Rub Away Arthritis Pain

Osteoarthritis pain relief from topical NSAIDs

/ Author:  / Reviewed by: Robert Carlson, M.D

(RxWiki News) Osteoarthritis is commonly treated with non-steroidal anti-inflammatory drugs (NSAIDs). For the most part, NSAIDs are taken orally, or through the mouth. But that's not the only way patients can take these drugs.

Topical NSAIDs - which come as gels, creams or patches - may relieve pain in patients with osteoarthritis of the knee or hands.

In fact, applying NSAIDs to the skin seems to work just as well taking them orally.

"Ask your doctor about medication options."

"Topical NSAIDs are widely used in some parts of the word for acute and chronic painful conditions, but have not been universally accepted until recently," said Sheena Derry, PhD, of the University of Oxford in the United Kingdom, and colleagues in background information of their study.

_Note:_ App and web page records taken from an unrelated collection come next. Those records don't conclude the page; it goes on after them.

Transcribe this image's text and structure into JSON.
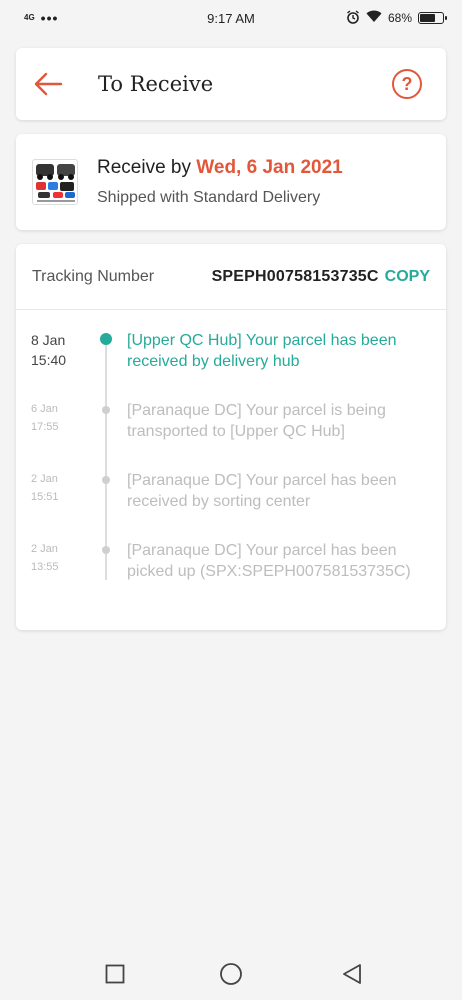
{
  "status_bar": {
    "network": "4G",
    "time": "9:17 AM",
    "battery": "68%",
    "battery_level": 0.68
  },
  "header": {
    "title": "To Receive",
    "back_icon": "arrow-left-icon",
    "help_icon": "question-circle-icon",
    "help_label": "?"
  },
  "receive": {
    "prefix": "Receive by ",
    "date": "Wed, 6 Jan 2021",
    "shipping": "Shipped with Standard Delivery"
  },
  "tracking": {
    "label": "Tracking Number",
    "number": "SPEPH00758153735C",
    "copy_label": "COPY"
  },
  "events": [
    {
      "date": "8 Jan",
      "time": "15:40",
      "text": "[Upper QC Hub] Your parcel has been received by delivery hub",
      "active": true
    },
    {
      "date": "6 Jan",
      "time": "17:55",
      "text": "[Paranaque DC] Your parcel is being transported to [Upper QC Hub]",
      "active": false
    },
    {
      "date": "2 Jan",
      "time": "15:51",
      "text": "[Paranaque DC] Your parcel has been received by sorting center",
      "active": false
    },
    {
      "date": "2 Jan",
      "time": "13:55",
      "text": "[Paranaque DC] Your parcel has been picked up (SPX:SPEPH00758153735C)",
      "active": false
    }
  ],
  "colors": {
    "accent": "#e1573a",
    "teal": "#26aa99"
  }
}
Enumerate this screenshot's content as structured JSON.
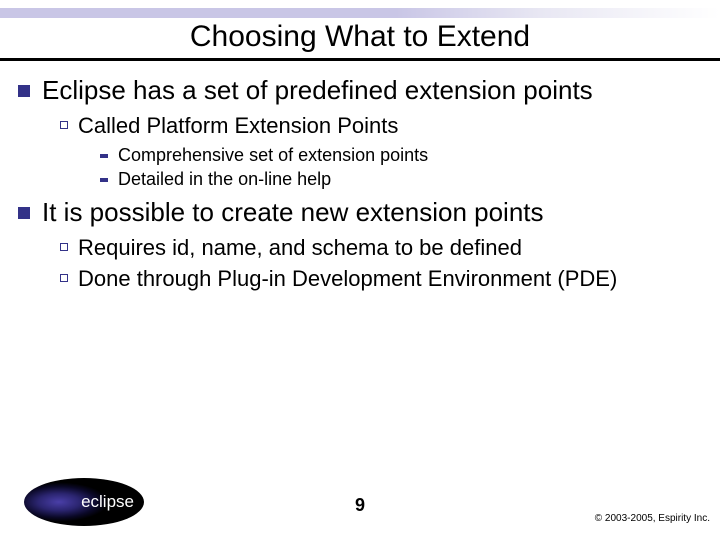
{
  "title": "Choosing What to Extend",
  "bullets": [
    {
      "text": "Eclipse has a set of predefined extension points",
      "children": [
        {
          "text": "Called Platform Extension Points",
          "children": [
            {
              "text": "Comprehensive set of extension points"
            },
            {
              "text": "Detailed in the on-line help"
            }
          ]
        }
      ]
    },
    {
      "text": "It is possible to create new extension points",
      "children": [
        {
          "text": "Requires id, name, and schema to be defined"
        },
        {
          "text": "Done through Plug-in Development Environment (PDE)"
        }
      ]
    }
  ],
  "logo_text": "eclipse",
  "page_number": "9",
  "copyright": "© 2003-2005, Espirity Inc."
}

One reason topical NSAIDs may not be as popular could be that older studies on the topical form were generally short, the authors said.

When it comes to ongoing pain conditions like osteoarthritis, shorter studies do not provide enough information.

So, Dr. Derry and colleagues studied the use of topical NSAIDs in studies that lasted at least 8 weeks.

The researchers found that topical NSAIDs reduced the pain of chronic musculoskeletal conditions better than placebo.

They noted that the best data they could find was for the use of topical diclofenac (sold as Flector, Solaraze, Pennsaid and Voltaren) in patients with osteoarthritis. They studied two forms of diclofenac: the solution form and the gel form.

"For every six participants treated with diclofenac solution, one will experience a good level of pain relief over 8 to 12 weeks; with diclofenac gel, 11 participants need to be treated for one to benefit," the authors wrote.

Compared to placebo or oral NSAIDs, topical NSAIDs led to an increase in mild side effects, mainly skin reactions. Topical NSAIDs were not associated with an increase in serious side effects.

In addition, topical NSAIDs led to a reduction in gastrointestinal side effects, compared to NSAIDs taken by mouth.

"For every 16 participants treated with topical diclofenac, one is likely to experience a local skin reaction, and for every 50 treated, one will withdraw due to unacceptable problems," the authors wrote.

The 34 studies reviewed by Dr. Derry and colleagues included 7,688 participants. Of these studies, 23 compared the use of topical NSAIDs to placebo.

The review was published September 12 in The Cochrane Library

Reviewed by: 
Review Date: 
September 19, 2012
Last Updated:
September 21, 2012